**EXERCISE MATERIAL**

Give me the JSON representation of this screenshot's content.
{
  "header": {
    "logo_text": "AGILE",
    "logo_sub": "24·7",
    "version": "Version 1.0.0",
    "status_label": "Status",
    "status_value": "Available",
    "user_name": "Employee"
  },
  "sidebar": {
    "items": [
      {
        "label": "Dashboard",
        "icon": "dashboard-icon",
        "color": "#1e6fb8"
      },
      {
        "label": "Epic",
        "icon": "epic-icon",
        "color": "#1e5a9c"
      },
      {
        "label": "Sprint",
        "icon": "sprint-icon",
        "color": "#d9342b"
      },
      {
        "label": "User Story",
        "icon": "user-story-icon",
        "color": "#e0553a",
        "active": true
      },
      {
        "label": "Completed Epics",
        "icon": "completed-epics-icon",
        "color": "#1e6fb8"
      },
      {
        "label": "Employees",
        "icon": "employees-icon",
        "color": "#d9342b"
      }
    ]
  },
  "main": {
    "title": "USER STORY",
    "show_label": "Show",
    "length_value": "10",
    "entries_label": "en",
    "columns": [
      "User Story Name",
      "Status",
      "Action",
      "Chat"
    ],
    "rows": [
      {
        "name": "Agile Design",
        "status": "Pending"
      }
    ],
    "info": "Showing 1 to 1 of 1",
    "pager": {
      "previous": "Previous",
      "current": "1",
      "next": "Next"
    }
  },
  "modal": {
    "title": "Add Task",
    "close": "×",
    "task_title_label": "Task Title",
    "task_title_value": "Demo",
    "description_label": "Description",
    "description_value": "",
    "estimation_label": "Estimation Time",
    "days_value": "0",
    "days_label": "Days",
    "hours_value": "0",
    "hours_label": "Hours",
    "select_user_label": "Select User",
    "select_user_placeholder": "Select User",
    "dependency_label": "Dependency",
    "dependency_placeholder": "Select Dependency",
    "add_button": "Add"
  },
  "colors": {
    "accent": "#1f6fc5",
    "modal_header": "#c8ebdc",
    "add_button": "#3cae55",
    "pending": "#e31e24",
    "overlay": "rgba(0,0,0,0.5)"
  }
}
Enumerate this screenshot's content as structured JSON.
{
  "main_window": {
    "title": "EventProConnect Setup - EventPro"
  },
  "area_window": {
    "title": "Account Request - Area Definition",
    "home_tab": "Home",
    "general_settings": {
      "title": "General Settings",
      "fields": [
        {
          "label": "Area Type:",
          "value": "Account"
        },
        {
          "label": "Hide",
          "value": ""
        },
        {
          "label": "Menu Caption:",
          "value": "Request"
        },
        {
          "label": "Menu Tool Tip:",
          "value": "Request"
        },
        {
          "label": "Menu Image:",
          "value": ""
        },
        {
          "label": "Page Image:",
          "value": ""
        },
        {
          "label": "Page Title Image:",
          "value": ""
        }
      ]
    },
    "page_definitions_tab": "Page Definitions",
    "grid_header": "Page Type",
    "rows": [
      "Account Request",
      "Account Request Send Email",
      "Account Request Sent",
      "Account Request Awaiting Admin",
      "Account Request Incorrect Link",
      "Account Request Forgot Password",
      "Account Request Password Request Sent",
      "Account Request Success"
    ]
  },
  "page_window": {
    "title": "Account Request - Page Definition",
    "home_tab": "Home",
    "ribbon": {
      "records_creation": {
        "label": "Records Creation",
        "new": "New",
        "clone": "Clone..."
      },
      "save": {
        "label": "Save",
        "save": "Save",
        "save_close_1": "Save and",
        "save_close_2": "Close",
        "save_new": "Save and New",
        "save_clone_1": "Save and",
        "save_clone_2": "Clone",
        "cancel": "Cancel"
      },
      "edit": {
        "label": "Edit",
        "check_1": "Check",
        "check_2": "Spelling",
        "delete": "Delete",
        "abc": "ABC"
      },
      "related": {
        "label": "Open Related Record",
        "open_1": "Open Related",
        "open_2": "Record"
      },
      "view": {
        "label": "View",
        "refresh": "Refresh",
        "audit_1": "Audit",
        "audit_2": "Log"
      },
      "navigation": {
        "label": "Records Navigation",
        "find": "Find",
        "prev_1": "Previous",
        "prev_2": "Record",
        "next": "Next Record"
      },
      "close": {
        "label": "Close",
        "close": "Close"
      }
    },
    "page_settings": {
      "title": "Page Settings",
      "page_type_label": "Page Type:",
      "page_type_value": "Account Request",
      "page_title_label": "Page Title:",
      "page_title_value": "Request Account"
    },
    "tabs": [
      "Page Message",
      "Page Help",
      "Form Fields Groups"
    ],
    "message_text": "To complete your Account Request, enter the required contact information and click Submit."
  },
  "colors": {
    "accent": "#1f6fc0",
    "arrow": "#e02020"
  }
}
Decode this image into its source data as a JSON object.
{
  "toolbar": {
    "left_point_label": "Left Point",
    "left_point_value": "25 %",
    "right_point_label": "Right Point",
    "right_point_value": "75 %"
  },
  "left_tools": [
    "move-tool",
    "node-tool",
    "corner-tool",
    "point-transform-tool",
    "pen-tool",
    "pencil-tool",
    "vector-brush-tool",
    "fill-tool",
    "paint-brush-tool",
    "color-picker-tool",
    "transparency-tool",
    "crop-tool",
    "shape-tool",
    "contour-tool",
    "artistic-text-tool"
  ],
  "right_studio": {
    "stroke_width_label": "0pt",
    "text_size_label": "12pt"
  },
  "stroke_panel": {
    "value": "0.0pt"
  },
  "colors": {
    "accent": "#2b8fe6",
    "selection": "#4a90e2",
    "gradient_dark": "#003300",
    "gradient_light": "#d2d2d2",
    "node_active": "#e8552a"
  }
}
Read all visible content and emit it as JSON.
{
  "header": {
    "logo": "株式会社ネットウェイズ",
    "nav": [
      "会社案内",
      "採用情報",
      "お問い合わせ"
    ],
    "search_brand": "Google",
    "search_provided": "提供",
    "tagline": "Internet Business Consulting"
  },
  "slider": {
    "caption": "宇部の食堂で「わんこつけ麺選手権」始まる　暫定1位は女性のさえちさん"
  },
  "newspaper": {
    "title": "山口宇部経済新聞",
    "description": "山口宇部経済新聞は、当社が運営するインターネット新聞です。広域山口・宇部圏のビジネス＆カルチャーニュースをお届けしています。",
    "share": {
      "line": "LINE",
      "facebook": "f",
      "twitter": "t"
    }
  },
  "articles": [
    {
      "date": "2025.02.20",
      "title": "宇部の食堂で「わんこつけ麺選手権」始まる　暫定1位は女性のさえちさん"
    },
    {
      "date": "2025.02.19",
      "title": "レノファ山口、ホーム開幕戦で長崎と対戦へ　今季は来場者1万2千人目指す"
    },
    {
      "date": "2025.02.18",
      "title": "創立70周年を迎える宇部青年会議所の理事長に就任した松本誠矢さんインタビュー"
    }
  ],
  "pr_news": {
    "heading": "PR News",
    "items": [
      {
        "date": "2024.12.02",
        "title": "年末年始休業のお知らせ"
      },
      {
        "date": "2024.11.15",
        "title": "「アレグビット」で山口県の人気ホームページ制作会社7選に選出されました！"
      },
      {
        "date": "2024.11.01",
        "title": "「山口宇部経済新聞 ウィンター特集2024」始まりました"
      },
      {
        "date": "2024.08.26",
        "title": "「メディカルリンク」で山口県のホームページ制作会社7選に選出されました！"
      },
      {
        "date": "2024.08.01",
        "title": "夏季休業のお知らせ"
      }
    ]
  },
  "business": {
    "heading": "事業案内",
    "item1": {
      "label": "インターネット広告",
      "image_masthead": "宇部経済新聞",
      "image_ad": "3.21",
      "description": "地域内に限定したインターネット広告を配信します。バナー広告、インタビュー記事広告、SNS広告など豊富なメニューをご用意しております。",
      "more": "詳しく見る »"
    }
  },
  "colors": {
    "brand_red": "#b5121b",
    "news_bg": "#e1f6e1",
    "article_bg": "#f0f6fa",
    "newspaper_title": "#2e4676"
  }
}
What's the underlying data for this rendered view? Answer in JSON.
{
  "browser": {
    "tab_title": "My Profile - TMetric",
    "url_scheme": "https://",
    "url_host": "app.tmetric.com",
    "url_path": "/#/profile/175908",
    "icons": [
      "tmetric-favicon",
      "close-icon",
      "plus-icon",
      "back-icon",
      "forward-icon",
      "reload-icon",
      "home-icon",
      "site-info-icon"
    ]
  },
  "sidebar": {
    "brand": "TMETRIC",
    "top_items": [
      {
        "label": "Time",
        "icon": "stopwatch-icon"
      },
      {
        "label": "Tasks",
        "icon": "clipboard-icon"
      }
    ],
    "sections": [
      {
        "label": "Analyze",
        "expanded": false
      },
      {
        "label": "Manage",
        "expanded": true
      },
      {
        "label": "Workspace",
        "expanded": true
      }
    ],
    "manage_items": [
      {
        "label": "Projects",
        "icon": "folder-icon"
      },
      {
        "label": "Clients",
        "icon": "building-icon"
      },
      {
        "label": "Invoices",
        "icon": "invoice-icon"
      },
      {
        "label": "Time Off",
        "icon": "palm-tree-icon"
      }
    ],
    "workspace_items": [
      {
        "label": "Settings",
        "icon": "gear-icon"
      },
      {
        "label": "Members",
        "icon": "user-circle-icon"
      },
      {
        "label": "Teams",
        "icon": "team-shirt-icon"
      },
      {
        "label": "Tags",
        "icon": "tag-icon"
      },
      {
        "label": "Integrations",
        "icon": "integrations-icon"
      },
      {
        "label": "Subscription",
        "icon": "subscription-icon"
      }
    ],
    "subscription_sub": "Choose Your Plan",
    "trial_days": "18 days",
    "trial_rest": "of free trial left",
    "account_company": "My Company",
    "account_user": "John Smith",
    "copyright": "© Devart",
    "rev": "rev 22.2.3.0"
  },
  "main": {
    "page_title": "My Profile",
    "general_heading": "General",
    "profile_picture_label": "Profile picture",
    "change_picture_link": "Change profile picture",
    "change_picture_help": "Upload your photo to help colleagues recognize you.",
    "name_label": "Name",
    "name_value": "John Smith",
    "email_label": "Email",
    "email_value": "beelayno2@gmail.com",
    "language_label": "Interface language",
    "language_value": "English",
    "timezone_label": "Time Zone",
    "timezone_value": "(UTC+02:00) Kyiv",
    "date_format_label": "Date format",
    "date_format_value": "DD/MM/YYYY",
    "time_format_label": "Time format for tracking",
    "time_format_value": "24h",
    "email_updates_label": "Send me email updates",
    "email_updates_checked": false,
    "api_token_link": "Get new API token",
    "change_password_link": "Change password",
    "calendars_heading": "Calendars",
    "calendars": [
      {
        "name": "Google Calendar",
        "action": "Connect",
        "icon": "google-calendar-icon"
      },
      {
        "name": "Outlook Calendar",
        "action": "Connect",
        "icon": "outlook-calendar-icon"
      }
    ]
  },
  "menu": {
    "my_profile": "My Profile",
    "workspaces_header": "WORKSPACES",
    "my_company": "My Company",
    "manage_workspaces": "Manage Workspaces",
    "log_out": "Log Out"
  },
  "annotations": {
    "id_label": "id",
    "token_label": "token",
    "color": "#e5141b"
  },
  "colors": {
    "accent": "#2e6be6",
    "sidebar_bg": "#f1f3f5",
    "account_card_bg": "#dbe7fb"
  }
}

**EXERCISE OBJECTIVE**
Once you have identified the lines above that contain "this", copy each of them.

**WRITTEN ANSWER**
Give me the JSON representation of this screenshot's content.
Enumerate this screenshot's content as structured JSON.
Decode this image into its source data as a JSON object.
What's the underlying data for this rendered view? Answer in JSON.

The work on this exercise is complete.